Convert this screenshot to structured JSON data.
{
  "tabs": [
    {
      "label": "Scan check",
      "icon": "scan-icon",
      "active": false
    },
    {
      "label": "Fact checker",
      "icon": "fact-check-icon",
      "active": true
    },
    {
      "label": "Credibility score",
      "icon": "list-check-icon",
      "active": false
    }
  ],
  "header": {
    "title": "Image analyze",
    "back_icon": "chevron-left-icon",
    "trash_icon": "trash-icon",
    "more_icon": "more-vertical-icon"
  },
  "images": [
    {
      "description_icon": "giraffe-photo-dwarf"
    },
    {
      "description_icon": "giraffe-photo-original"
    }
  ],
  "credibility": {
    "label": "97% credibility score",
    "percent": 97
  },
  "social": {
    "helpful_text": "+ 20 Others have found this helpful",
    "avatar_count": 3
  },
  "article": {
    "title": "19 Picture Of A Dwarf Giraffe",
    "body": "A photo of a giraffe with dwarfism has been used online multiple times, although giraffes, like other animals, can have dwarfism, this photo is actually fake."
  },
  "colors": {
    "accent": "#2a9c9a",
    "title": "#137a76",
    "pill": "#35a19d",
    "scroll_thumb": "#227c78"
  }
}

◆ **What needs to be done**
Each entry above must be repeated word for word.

◆ **Result**
Convert this screenshot to structured JSON data.
{
  "tabs": [
    {
      "label": "Scan check",
      "icon": "scan-icon",
      "active": false
    },
    {
      "label": "Fact checker",
      "icon": "fact-check-icon",
      "active": true
    },
    {
      "label": "Credibility score",
      "icon": "list-check-icon",
      "active": false
    }
  ],
  "header": {
    "title": "Image analyze",
    "back_icon": "chevron-left-icon",
    "trash_icon": "trash-icon",
    "more_icon": "more-vertical-icon"
  },
  "images": [
    {
      "description_icon": "giraffe-photo-dwarf"
    },
    {
      "description_icon": "giraffe-photo-original"
    }
  ],
  "credibility": {
    "label": "97% credibility score",
    "percent": 97
  },
  "social": {
    "helpful_text": "+ 20 Others have found this helpful",
    "avatar_count": 3
  },
  "article": {
    "title": "19 Picture Of A Dwarf Giraffe",
    "body": "A photo of a giraffe with dwarfism has been used online multiple times, although giraffes, like other animals, can have dwarfism, this photo is actually fake."
  },
  "colors": {
    "accent": "#2a9c9a",
    "title": "#137a76",
    "pill": "#35a19d",
    "scroll_thumb": "#227c78"
  }
}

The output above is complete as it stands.